Magazine article Online

Whose Internet Is It Anyway? - A Challenge

Magazine article Online

Whose Internet Is It Anyway? - A Challenge

Article excerpt

It began innocently enough. I was rummaging around the Internet looking for some NREN information to include in a proposal I was writing, when I came across a rather one-sided "debate."

It was a string of messages written mostly by people from academic computing centers bemoaning the fact that the NREN might be made available to K-12 schools, businesses, libraries, and (horror of horrors) even to the general public. They were beside themselves. "The Internet and the NREN are supposed to be for academic and research purposes," they said. "What's going to happen if we allow all these other people on? There's not going to be enough bandwidth. Transmission time will suffer. Before you know it, the NREN is going to be just as bad as the Internet is now."

As the messages came in, their outrage seemed to build. So did mine.

Finally I came across a message that simply read: "Why should we let them use it at all???" and suddenly the terrible mistake we've been making became clear. We in the non-university networking community have been framing the wrong issue.

Until now, the issue has been whether K-12 schools and community users are going to have access to the NREN. It should have been whether K-12 and community users are going to allow the academic centers to access the NREN. Somehow we had gotten our priorities crossed.

Who do they think is paying for all this? When the NREN comes online, the money to build it will be coming from that apparently forgotten group of people called "taxpayers." Who do they think is paying for the current Internet backbone? The National Science Foundation? Wrong! It's the taxpayers. Who do they think is paying for those mid-level networks, and for the high-speed data lines to connect their colleges to those networks, and for the nice high-powered servers that makes the connection so easy? Do they think that money is coming from good ole Siwash State U.? If so, then who, pray tell, is funding Siwash State? Right again. Taxpayers!
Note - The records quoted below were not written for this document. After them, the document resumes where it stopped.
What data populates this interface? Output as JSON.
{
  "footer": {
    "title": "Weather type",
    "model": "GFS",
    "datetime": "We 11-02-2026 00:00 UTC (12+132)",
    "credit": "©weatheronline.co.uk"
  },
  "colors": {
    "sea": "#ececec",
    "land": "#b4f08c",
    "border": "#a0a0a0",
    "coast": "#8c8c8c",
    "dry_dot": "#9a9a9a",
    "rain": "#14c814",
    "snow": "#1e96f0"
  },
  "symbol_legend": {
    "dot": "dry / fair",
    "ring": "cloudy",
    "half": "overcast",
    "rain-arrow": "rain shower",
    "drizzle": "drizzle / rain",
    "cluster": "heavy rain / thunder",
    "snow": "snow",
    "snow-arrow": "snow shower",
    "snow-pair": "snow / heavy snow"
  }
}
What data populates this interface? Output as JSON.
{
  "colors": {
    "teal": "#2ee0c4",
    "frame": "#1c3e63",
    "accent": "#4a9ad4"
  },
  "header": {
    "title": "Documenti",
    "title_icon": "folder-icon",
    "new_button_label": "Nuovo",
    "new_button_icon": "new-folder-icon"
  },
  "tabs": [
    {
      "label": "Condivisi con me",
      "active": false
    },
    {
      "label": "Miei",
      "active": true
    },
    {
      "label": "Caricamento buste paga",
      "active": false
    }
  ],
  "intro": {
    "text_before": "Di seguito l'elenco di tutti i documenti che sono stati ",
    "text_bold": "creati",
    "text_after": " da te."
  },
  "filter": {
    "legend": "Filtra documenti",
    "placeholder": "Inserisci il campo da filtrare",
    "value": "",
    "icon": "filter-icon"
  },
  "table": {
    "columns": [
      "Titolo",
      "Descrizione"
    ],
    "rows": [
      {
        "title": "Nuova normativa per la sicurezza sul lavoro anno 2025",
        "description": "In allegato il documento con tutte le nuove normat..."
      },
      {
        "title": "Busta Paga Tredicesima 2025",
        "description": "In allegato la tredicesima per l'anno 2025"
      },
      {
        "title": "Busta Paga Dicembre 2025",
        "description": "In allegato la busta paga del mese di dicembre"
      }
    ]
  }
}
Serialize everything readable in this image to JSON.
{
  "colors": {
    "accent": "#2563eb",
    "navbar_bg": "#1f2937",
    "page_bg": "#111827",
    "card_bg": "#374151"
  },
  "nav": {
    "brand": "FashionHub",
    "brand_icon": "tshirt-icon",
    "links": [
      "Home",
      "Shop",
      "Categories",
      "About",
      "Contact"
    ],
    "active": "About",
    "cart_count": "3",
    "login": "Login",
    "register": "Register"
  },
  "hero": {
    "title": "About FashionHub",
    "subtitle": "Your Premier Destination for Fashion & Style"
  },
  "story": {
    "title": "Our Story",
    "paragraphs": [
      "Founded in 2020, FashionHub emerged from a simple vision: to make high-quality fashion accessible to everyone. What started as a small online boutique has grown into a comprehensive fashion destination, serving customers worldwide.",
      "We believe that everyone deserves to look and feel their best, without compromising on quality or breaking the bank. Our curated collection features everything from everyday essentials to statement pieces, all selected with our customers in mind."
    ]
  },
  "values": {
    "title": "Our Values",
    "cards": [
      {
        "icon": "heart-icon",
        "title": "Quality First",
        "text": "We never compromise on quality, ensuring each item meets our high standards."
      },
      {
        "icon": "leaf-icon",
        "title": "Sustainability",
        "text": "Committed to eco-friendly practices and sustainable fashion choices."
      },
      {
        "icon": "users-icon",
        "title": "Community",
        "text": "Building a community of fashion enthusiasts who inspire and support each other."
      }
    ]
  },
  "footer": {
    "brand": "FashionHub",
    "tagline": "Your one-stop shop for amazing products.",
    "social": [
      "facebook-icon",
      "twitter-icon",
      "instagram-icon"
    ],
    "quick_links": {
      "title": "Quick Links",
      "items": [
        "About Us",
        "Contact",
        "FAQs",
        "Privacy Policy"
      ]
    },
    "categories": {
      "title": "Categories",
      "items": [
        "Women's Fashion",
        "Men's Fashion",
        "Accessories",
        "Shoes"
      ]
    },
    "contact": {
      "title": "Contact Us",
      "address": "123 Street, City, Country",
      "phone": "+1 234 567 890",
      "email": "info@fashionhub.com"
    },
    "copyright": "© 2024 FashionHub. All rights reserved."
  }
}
So now we come along, with hat in hand, begging for permission to have minimal access to the Internet and to be a part of NREN. Why? So we can set-up K-12 networks that will allow the taxpayers' kids to learn the information age skills they will need to be competitive in the 21st century. So we can provide the taxpayers access to electronic mail, government information, and other resources via libraries and community computer systems. So we can provide some piece of the information age to the people who paid for it in the first place! And the academics treat us like beggars in a subway station.

Absurd! Absurd, but not surprising.
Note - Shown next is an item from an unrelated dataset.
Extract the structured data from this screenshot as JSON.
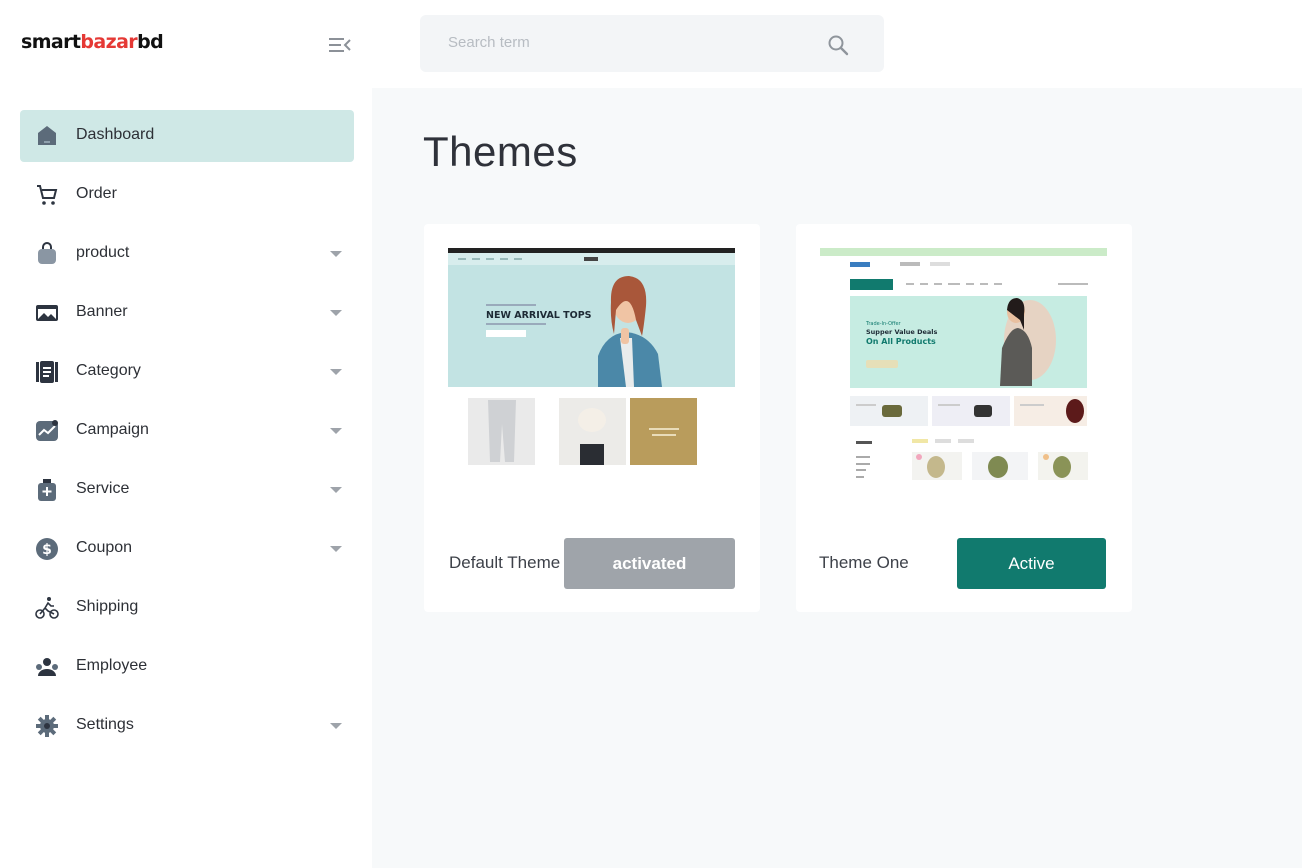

To understand this attitude, you have to keep in mind that, in most locations, these university computing centers are designed for the people who work there plus 35 of their buddies. No one else--including the other students and faculty on their own campuses--need apply. In most locations, students or faculty members seeking to use the Internet are given a blinking cursor that dares them to come up with some combination of nonsense syllables to make it do something. That's it. No help. No training. No assistance. Nothing. It is not surprising that the idea of letting the community have access to this preciously guarded resource would send chills up their spines.

But, in many ways, we in the non-academic computing circles have made our share of mistakes as well. Not only have we been apologetic in our claims to this national resource, but we have engaged in what I call the "Balkanization" of the information age--the fragmentation of our efforts into dozens of competing networks and special interest systems. We should be working toward a common framework with enough "conceptual bandwidth" to include everyone.

As a function of developing my organization, the National Public Telecomputing Network, I am asked to speak at a lot of conventions and conferences; and what I find at those meetings has become quite predictable. …

Search by... Author
Show... All Results Primary Sources Peer-reviewed

Oops!

An unknown error has occurred. Please click the button below to reload the page. If the problem persists, please try again in a little while.